What makes it hard to study the capabilities of GPT-4?

There are three main sources of information about GPT-4’s capabilities. First of all, there is the technical report[1] released by OpenAI itself presenting the model. Secondly, we have reports from people who have tested GPT-4 in order to discover the limits of its capabilities. Finally, some people have used it for their work or as part of their software workflows.

These different sources of information present problems when it comes to studying GPT-4’s capabilities. The report made by OpenAI comes from a party with a direct conflict of interest; on the other hand, experiments performed by others run into a variety of limitations.

OpenAI has not openly released GPT-4. The public can interact with the model running on OpenAI's servers through two mechanisms: an API and a chatbot called ChatGPT. The API can be accessed directly over the web, or through a “playground” website. Both are open on a pay-per-use model, with a variety of prices and fine-tuned models. As of July 2023, GPT-4-based fine-tuned models can only be accessed through the premium versions of ChatGPT and the API. ChatGPT is, by far, the more popular of the two - the vast majority of interactions with GPT-4 are constrained by the limitations of the chatbot, and aren’t representative of GPT-4’s capabilities as a whole.

The limitations imposed by ChatGPT come in two forms: inherent, and deliberately imposed.

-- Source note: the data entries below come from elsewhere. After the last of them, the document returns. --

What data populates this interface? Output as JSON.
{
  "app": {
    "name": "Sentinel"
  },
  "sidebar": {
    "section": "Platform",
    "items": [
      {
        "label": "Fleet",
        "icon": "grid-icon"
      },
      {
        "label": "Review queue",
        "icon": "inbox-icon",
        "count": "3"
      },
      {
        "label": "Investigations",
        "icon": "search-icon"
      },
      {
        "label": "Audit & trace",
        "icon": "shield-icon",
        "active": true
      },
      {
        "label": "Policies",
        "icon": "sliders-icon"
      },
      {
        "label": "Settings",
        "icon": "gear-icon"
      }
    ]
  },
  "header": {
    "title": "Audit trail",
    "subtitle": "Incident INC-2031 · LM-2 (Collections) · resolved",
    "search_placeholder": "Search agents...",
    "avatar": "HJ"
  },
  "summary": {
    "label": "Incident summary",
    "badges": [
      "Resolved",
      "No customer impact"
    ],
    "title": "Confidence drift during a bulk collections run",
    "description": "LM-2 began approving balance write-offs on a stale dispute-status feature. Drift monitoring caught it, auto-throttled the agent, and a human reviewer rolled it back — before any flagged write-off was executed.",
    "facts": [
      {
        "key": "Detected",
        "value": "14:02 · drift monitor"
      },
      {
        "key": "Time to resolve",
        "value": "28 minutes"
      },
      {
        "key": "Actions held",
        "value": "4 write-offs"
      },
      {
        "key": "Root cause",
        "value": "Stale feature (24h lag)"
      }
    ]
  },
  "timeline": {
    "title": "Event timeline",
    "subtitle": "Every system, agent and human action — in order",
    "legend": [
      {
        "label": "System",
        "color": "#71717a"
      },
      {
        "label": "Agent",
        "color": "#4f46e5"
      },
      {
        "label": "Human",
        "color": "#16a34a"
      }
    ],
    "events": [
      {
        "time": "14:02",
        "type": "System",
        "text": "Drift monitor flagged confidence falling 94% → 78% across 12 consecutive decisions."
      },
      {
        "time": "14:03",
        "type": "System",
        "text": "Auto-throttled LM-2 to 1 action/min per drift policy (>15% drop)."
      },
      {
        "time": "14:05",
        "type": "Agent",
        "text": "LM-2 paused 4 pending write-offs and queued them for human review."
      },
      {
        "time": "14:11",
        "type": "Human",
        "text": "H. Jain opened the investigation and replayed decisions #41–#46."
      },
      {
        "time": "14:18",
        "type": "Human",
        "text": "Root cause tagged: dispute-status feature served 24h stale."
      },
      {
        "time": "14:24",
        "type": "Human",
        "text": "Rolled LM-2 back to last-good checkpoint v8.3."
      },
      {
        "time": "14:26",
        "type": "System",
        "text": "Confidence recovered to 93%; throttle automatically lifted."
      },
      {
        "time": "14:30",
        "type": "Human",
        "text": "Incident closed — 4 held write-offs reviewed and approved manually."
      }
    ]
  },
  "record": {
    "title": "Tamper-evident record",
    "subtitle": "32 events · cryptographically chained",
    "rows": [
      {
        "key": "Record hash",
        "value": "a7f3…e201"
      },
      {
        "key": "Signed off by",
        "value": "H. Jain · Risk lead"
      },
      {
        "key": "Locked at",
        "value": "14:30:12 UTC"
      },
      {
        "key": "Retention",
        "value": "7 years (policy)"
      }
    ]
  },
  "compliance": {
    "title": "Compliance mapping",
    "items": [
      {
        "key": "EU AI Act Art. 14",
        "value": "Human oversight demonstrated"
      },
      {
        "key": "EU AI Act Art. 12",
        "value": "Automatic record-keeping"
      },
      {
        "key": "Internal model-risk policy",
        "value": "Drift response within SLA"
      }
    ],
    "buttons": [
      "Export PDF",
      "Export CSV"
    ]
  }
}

Inherent limitations come from the medium itself: ChatGPT “converses” with the user by responding to user prompts one after another. The entire previous conversation (both the user's inputs and the chatbot responses) are entered into the context window of the underlying GPT-4 model when processing the next response. This puts a significant limitation on the ways you can test GPT-4. For example, imagine that the following “conversation” had happened:

For various reasons, outputs of GPT-4 are not deterministic: the same set of inputs will produce a variety of different answers when put into the model multiple times. Suppose that we wanted to test what kind of response GPT-4 would produce in response to Input 2 assuming that it responded to Input 1 with Response A2, like so:

This sort of test would be possible with the underlying GPT-4 model, but is not possible to do through the chatbot interface, since we cannot change the output ChatGPT gave in response to a previous input. The only way to attempt this test is to repeatedly give ChatGPT the same Input 1 and hope that it produces Response A2 by luck. This significantly limits our ability to understand the capabilities of the underlying model. This sort of test is possible through the API, but the API is more expensive, and does not allow testing the pre-prompting utilized by ChatGPT (more on this below).

The other set of limitations comes directly from OpenAI. In order to make GPT-4 respond as a chat bot, OpenAI inserts a pre-prompt into the context window. The exact form of this pre-prompt is kept secret by OpenAI, but as an example, we can imagine it looking like this:

Example of a possible pre-prompt by OpenAI.

The user's input is then added after this pre-prompt, and the resulting text is sent into the tokenizer. Over time, OpenAI has changed the form of this pre-prompt in order to limit the output of ChatGPT - for example, advising the chatbot not to answer questions about illegal topics like manufacture of weaponry, trying to combat racism and so on. The exact form of this prompt is kept secret in order to mitigate ongoing attempts to develop “jailbreak” prompts that result in ChatGPT once again responding with previously prohibited outputs. These “jailbreak” prompts take a variety of forms, with one of the most famous being the “grandma jailbreak”[2]:

Example of a ChatGPT jailbreak.

In addition to pre-prompting, OpenAI has fine-tuned the model with human feedback, and may or may not be filtering the output of the model using other tools before it is sent to the user, though the presence or absence of this filtering is hard to confirm. If they do filter output, this would apply equally to the API and ChatGPT outputs.

Finally, neither the API nor ChatGPT allow the input to contain images, a capability which so far has only been tested by OpenAI and its evaluation partner.

Keeping in mind the limitations of information available to us is crucial when evaluating the capabilities of GPT-4. OpenAI, as the company that both develops and profits from the use of GPT-4, has a direct financial stake in its capabilities. On the other hand, third parties can only evaluate GPT-4 through interfaces with indirect supervision by OpenAI, which has explicitly limited what kinds of capabilities it exposes to the public. LLMs in general and GPT-4 in particular have demonstrated capabilities that had not been expected by their developers and that they were not explicitly trained on; furthermore, the list of capabilities has expanded after the initial release, as the users of GPT-4 discovered more tricks for working with the model. Therefore, any list of capabilities of GPT-4 should be seen as a lower bound on the total set of capabilities it might possess.

  1. https://arxiv.org/pdf/2303.08774.pdf or https://openai.com/research/gpt-4 ↩︎

  2. https://www.reddit.com/r/ChatGPT/comments/12uke8z/the_grandma_jailbreak_is_absolutely_hilarious/ ↩︎